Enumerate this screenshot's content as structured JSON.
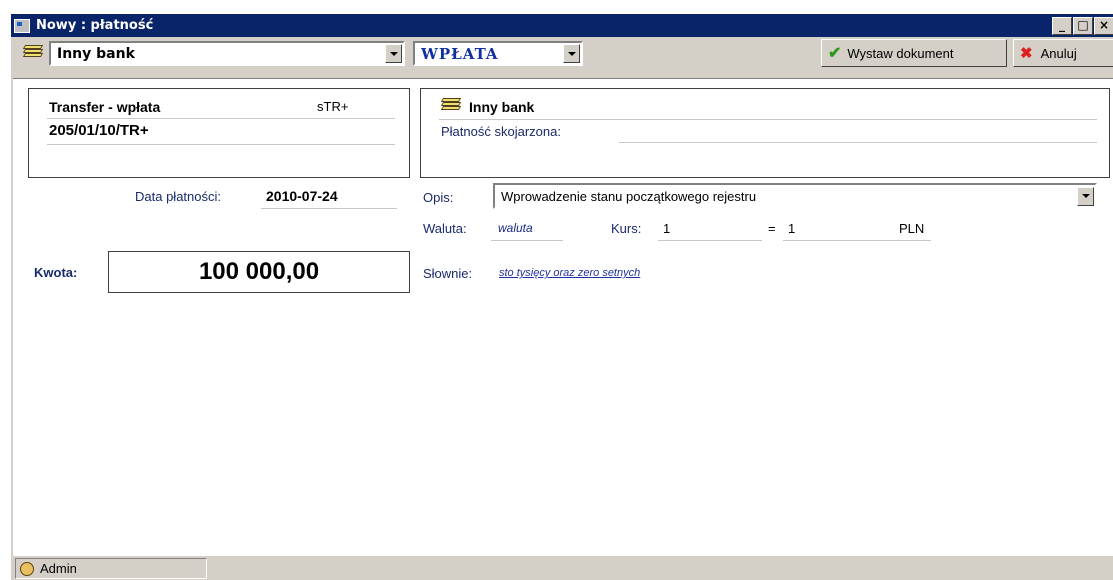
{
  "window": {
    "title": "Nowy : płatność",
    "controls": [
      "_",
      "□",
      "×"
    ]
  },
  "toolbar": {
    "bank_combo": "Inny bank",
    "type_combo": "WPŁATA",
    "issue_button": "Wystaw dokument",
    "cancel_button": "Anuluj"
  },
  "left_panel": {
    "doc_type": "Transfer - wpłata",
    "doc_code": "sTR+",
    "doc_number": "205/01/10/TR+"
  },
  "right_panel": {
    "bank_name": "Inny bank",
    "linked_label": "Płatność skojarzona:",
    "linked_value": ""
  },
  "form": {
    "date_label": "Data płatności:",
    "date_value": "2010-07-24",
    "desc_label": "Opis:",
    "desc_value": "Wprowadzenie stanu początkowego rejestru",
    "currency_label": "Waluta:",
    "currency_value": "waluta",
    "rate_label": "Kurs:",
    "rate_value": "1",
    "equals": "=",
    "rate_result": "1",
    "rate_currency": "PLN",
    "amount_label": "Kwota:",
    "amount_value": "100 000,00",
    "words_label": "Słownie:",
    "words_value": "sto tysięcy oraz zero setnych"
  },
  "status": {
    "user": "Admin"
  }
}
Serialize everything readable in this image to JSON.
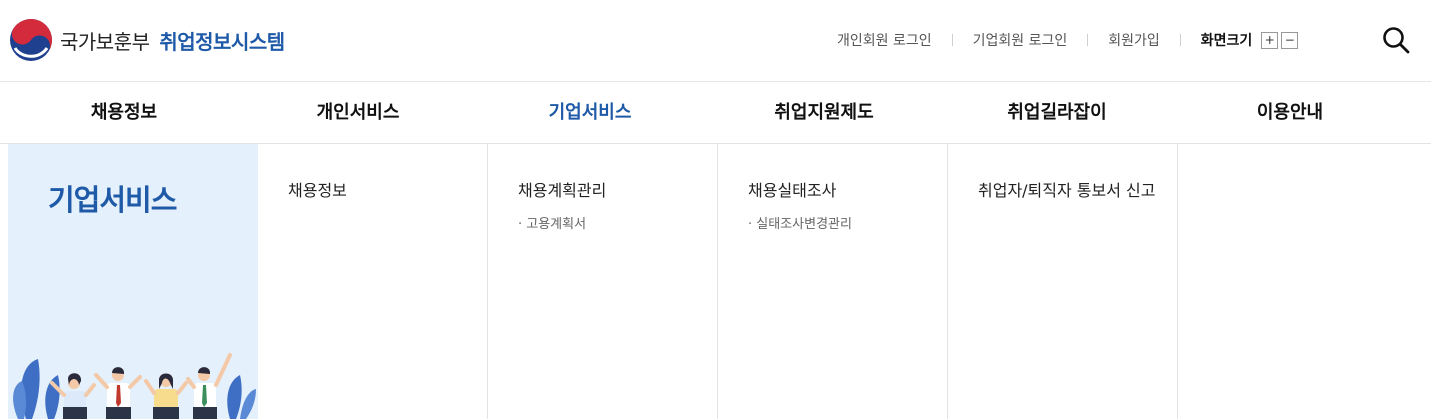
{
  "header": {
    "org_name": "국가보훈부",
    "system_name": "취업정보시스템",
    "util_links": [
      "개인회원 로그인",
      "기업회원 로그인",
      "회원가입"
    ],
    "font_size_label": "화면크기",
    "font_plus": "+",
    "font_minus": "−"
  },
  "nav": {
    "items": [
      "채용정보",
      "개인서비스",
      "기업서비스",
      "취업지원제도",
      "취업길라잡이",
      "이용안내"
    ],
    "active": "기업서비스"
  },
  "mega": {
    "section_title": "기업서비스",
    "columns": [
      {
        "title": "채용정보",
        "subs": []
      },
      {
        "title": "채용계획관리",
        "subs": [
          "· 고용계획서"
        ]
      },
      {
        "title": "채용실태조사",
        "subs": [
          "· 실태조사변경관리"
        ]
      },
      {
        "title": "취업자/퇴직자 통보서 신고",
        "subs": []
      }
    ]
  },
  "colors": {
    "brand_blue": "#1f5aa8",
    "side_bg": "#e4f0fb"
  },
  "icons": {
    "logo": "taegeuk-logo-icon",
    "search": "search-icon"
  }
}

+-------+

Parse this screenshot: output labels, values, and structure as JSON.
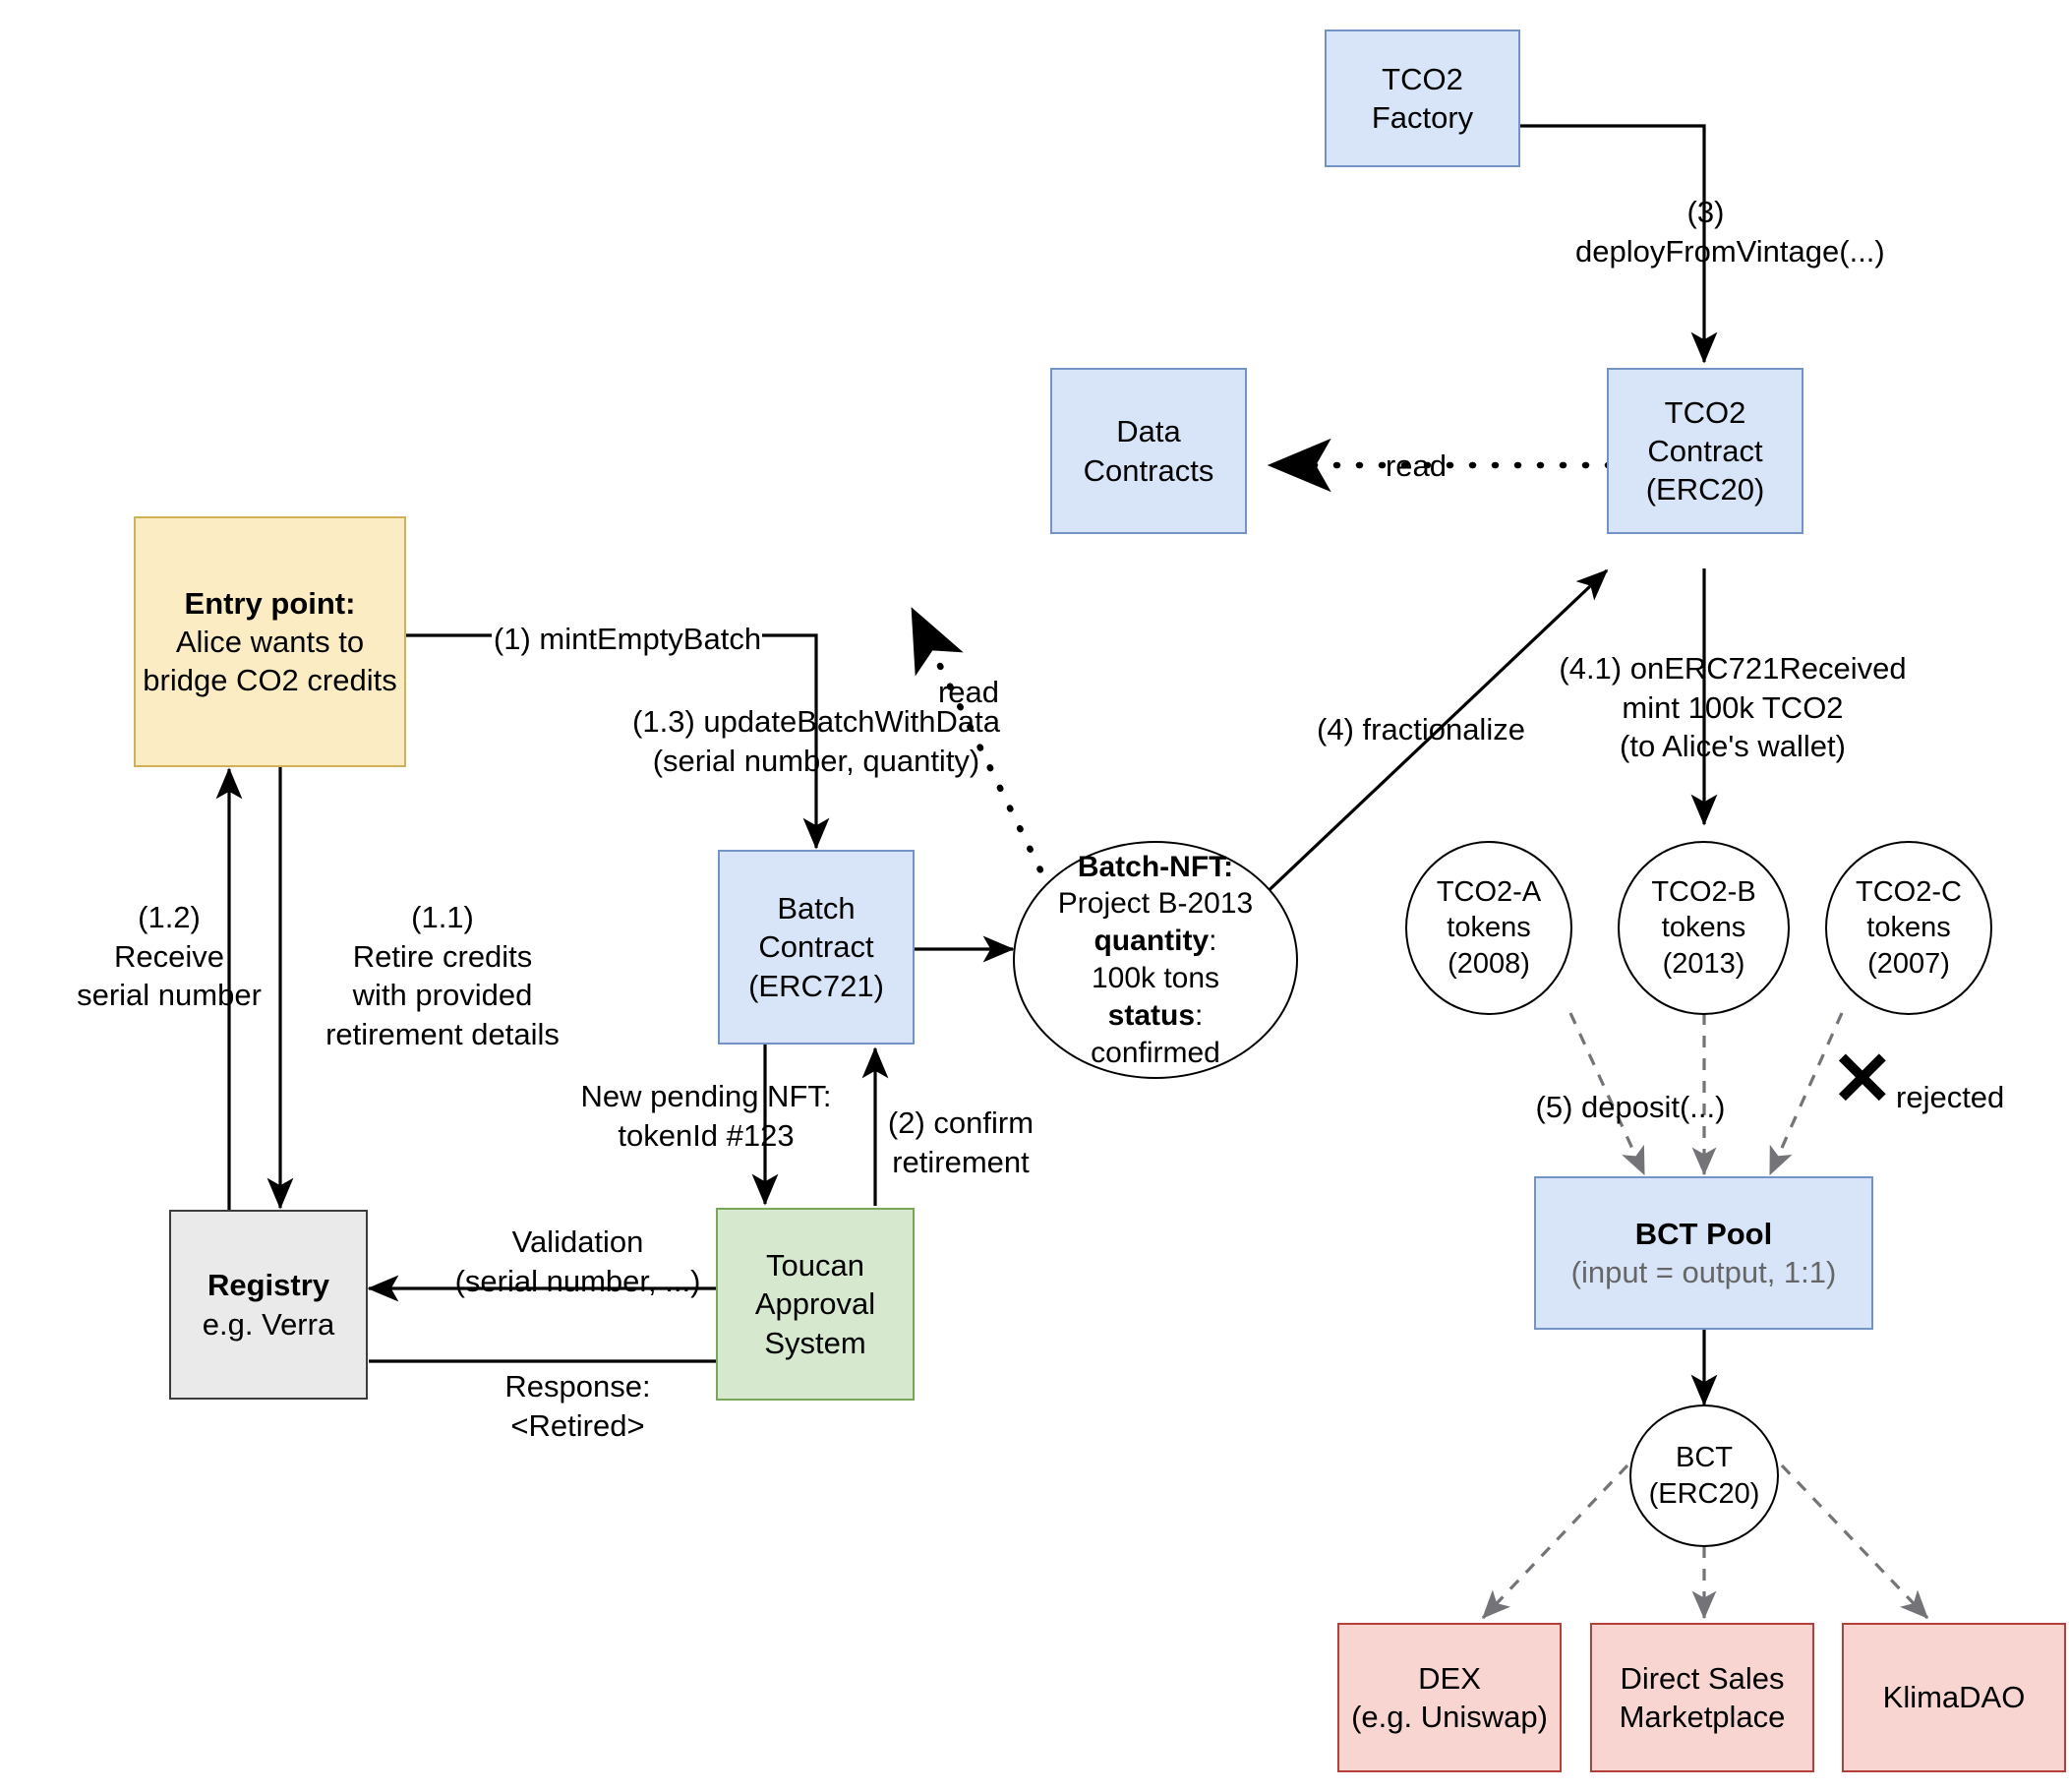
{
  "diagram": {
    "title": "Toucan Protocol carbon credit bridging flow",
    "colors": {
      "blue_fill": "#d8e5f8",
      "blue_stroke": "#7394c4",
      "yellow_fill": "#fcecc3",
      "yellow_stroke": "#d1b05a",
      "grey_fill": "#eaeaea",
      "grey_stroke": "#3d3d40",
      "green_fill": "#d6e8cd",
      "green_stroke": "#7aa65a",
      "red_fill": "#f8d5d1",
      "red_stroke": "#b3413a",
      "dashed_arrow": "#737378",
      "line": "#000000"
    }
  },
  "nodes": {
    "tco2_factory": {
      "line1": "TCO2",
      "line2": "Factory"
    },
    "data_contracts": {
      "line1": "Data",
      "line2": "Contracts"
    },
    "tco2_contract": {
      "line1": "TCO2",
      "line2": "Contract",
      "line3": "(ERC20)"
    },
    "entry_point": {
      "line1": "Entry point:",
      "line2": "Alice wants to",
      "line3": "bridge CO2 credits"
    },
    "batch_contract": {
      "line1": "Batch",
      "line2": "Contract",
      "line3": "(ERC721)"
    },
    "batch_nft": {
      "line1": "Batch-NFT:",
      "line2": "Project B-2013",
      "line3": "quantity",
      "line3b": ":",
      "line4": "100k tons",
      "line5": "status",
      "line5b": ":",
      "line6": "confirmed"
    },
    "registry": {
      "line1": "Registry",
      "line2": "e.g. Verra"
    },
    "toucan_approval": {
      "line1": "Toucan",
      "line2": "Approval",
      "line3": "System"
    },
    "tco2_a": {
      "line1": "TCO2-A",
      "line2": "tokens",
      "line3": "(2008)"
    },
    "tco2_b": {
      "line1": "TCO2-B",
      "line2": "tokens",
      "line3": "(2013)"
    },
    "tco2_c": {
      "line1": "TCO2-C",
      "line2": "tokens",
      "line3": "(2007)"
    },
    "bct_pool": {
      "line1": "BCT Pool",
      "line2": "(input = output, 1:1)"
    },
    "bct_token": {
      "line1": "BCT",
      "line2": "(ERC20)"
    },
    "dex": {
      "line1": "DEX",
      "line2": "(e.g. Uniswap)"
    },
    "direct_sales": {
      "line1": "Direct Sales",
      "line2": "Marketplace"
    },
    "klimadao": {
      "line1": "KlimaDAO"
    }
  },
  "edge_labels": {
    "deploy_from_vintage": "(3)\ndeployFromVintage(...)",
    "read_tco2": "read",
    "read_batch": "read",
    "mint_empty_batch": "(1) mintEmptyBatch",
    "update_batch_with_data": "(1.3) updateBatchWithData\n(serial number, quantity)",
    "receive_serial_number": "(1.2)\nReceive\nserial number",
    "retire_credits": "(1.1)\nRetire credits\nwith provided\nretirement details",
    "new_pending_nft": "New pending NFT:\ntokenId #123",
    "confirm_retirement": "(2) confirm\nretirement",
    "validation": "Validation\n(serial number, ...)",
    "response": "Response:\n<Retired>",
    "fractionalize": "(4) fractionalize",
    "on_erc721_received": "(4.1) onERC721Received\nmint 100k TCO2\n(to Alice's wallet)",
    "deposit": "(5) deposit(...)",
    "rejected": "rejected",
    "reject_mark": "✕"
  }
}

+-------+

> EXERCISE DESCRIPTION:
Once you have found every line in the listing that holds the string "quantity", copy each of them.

> OUTPUT FOR THIS EXERCISE:
      "line3": "quantity",
    "update_batch_with_data": "(1.3) updateBatchWithData\n(serial number, quantity)",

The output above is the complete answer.